Introducing Javier Castán, the photographer behind Crack’s Omar Souleyman cover
Describing his aesthetic as “honest” and “natural”, Barcelona-based photographer Javier Castán lenses his subjects exclusively on film. The artform was one that came naturally to Castán – he inherited several cameras from his grandfather, while his brother studied photography.
With experience of photographing for a range of fashion publications and brands – including Converse, Reebok and i-D – Castán is the art-focused eye behind Crack’s latest cover shoot with Syrian artist Omar Souleyman. The shoot took place at the Bilbao Guggenheim in the Basque region of northern Spain, the mind-bending architecture of the gallery and Jeff Koon’s Puppy forming the backdrop to Souleyman’s portraits, which depict the artist as a tourist discovering Bilbao.
It’s fitting for Castán to portray the artist in such a way, as Souleyman explained in the cover story that he aims, through music, to “address people outside the country who are alienated and trapped away from their hometown, like me.”
Painted with sunlight, Castán’s images are rich with colour and alive with the vividness and honesty of film. Drawing his inspiration from paintings, Castán’s approach to photography embodies the mentality of a painter rather than a photographer who shoots on film. Instead of awaiting the results from a third party, Castán manually processes his own work in the lab in order to curate the colours and have a higher level of input in his own craft. Drawing parallels to the artist Souleyman himself, Castán likes to retain a sense of control over his art.
Below we sit down with the artist to discuss the cover shoot, architecture and Bilbao.
How did you plan for the shoot?
First, I tried to do some research about Omar. I’d only listened to a couple of things by him and I wanted to know him better before the shoot as we wouldn’t have much time to talk and get to know each other.
Where did the shoot take place and why did you choose that setting?
I’ve never been to Bilbao, so the first thing I did was talk to some locals I know while I did some research and online location scouting. I wanted to find a place that contrasted to Omar’s aesthetic and was iconic to the city, so the first thing that came across my mind was the Guggenheim Museum.
Where did you draw your inspiration and influences from for this shoot?
After the shoot, I got to know more of him and his music. As the Guggenheim Museum is a super touristic place I wanted to shoot him wandering around, admiring the different spots as a tourist himself. It reminded me of those Martin Parr shots.
What was shooting with the artist like on the day? Were there any highlights and/or obstacles?
It was super easy and amazing. I also got to know Mina, his manager, who was translating everything I wanted to say to Omar as he doesn’t speak English. Both were enthusiastic, laid-back and proactive while shooting.

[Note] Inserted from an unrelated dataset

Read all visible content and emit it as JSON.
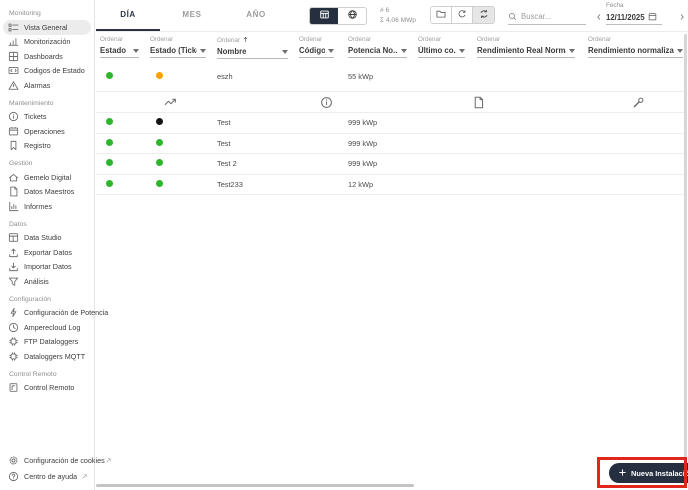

Do you find shooting a musician different to photographing models? If so, how?
It depends more about the concept behind the shoot rather than if it’s a musician or a model. For this, I wanted an easy, relaxed shooting, and he was fascinated by the place, so it was a really tranquil morning. He is really in control of his body and knows what he wants to express with it so his body language and poses were cool, I didn’t even have to say anything to him.

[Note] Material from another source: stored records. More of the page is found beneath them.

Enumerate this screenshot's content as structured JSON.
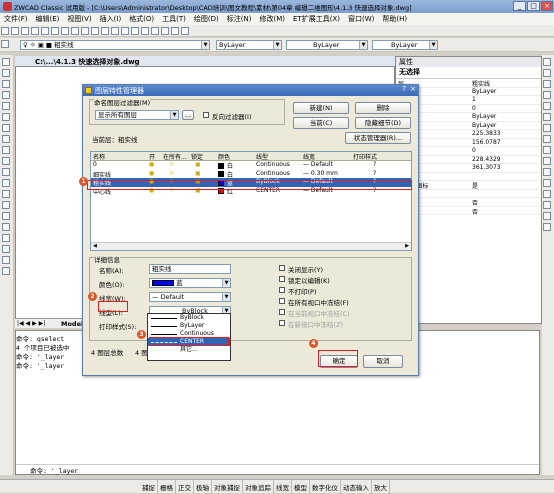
{
  "window": {
    "title": "ZWCAD Classic 试用版 - [C:\\Users\\Administrator\\Desktop\\CAD培训\\图文教程\\素材\\第04章 编辑二维图形\\4.1.3 快速选择对象.dwg]"
  },
  "menu": [
    "文件(F)",
    "编辑(E)",
    "视图(V)",
    "插入(I)",
    "格式(O)",
    "工具(T)",
    "绘图(D)",
    "标注(N)",
    "修改(M)",
    "ET扩展工具(X)",
    "窗口(W)",
    "帮助(H)"
  ],
  "toolbar": {
    "layer_current": "粗实线",
    "color": "ByLayer",
    "linetype": "ByLayer",
    "lineweight": "ByLayer"
  },
  "doc_tab": "C:\\...\\4.1.3 快速选择对象.dwg",
  "model_tab": "Model",
  "props": {
    "title": "属性",
    "selection": "无选择",
    "rows": [
      {
        "k": "层",
        "v": "粗实线"
      },
      {
        "k": "型",
        "v": "ByLayer"
      },
      {
        "k": "型比例",
        "v": "1"
      },
      {
        "k": "度",
        "v": "0"
      },
      {
        "k": "色",
        "v": "ByLayer"
      },
      {
        "k": "宽",
        "v": "ByLayer"
      },
      {
        "k": "心点X",
        "v": "225.3833"
      },
      {
        "k": "心点Y",
        "v": "156.0787"
      },
      {
        "k": "心点Z",
        "v": "0"
      },
      {
        "k": "度",
        "v": "228.4329"
      },
      {
        "k": "宽",
        "v": "361.3073"
      },
      {
        "k": "它",
        "v": ""
      },
      {
        "k": "开UCS图标",
        "v": "是"
      },
      {
        "k": "S名称",
        "v": ""
      },
      {
        "k": "开捕捉",
        "v": "否"
      },
      {
        "k": "开栅格",
        "v": "否"
      }
    ]
  },
  "cmd": [
    "命令: qselect",
    "4 个项目已被选中",
    "命令: '_layer",
    "命令: '_layer",
    "命令: '_layer"
  ],
  "status": [
    "捕捉",
    "栅格",
    "正交",
    "极轴",
    "对象捕捉",
    "对象追踪",
    "线宽",
    "模型",
    "数字化仪",
    "动态输入",
    "放大"
  ],
  "dialog": {
    "title": "图层特性管理器",
    "filter_label": "命名图层过滤器(M)",
    "filter_value": "显示所有图层",
    "invert_filter": "反向过滤器(I)",
    "current_layer": "当前层：粗实线",
    "buttons": {
      "new": "新建(N)",
      "delete": "删除",
      "current": "当前(C)",
      "hide_details": "隐藏细节(D)",
      "state": "状态管理器(R)...",
      "ok": "确定",
      "cancel": "取消"
    },
    "columns": [
      "名称",
      "开",
      "在所有...",
      "锁定",
      "颜色",
      "线型",
      "线宽",
      "打印样式"
    ],
    "layers": [
      {
        "name": "0",
        "color": "白",
        "color_hex": "#000000",
        "linetype": "Continuous",
        "lw": "— Default",
        "ps": "?"
      },
      {
        "name": "细实线",
        "color": "白",
        "color_hex": "#000000",
        "linetype": "Continuous",
        "lw": "— 0.30 mm",
        "ps": "?"
      },
      {
        "name": "粗实线",
        "color": "蓝",
        "color_hex": "#0000ff",
        "linetype": "ByBlock",
        "lw": "— Default",
        "ps": "?"
      },
      {
        "name": "中心线",
        "color": "红",
        "color_hex": "#ff0000",
        "linetype": "CENTER",
        "lw": "— Default",
        "ps": "?"
      }
    ],
    "details_title": "详细信息",
    "name_label": "名称(A):",
    "name_value": "粗实线",
    "color_label": "颜色(O):",
    "color_value": "蓝",
    "lw_label": "线宽(W):",
    "lw_value": "— Default",
    "lt_label": "线型(L):",
    "lt_value": "ByBlock",
    "ps_label": "打印样式(S):",
    "checks": [
      "关闭显示(Y)",
      "锁定以编辑(K)",
      "不打印(P)",
      "在所有视口中冻结(F)",
      "在当前视口中冻结(C)",
      "在新视口中冻结(Z)"
    ],
    "footer": "4 图层总数",
    "footer2": "4 图",
    "dropdown": [
      "ByBlock",
      "ByLayer",
      "Continuous",
      "CENTER",
      "其它..."
    ]
  },
  "badges": [
    "1",
    "2",
    "3",
    "4"
  ],
  "colors": {
    "accent": "#3a6ab8",
    "highlight": "#e02020",
    "select": "#3164b4"
  }
}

What music, if any, did you play whilst shooting?
We didn’t have the opportunity as we were near to a museum. But they’re coming to Barcelona for a gig soon, so can’t wait to see him perform.

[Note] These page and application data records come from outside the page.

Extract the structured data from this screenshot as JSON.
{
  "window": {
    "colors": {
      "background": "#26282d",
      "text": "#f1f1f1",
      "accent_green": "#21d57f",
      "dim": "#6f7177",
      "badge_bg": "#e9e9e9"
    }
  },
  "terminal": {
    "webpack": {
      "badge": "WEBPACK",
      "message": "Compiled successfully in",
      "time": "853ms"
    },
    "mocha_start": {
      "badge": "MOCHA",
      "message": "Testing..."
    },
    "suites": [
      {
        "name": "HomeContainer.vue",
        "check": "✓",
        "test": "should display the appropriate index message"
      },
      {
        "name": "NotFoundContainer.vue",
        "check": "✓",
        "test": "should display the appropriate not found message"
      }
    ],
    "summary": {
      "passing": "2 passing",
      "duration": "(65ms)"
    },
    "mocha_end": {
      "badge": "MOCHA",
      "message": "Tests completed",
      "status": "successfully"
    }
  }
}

I’ve noticed that you post images of architecture and buildings often on Instagram. Is this something that informs your work?
I find shooting architecture very relaxing, so every time I travel I try to inform myself on the hidden gems and iconic buildings of every single city I go to.
Your instagram features a lot of images taken on film. What are your thoughts on analogue and digital photography? Do you prefer one over the other?
I’ve never been interested in digital. It was a natural and honest choice. But you never know. Now I’m trying to do all the lab work by myself as well.
Which photographers or artists have influenced your work the most?
Wolfgang Tillmans, Rineke Dijkstra, Tom Ordoyno, Martin Parr, Lena C Emery and Walter Pfeiffer.
Do you have any personal projects in the pipeline?
To just keep travelling and shooting as much as I can.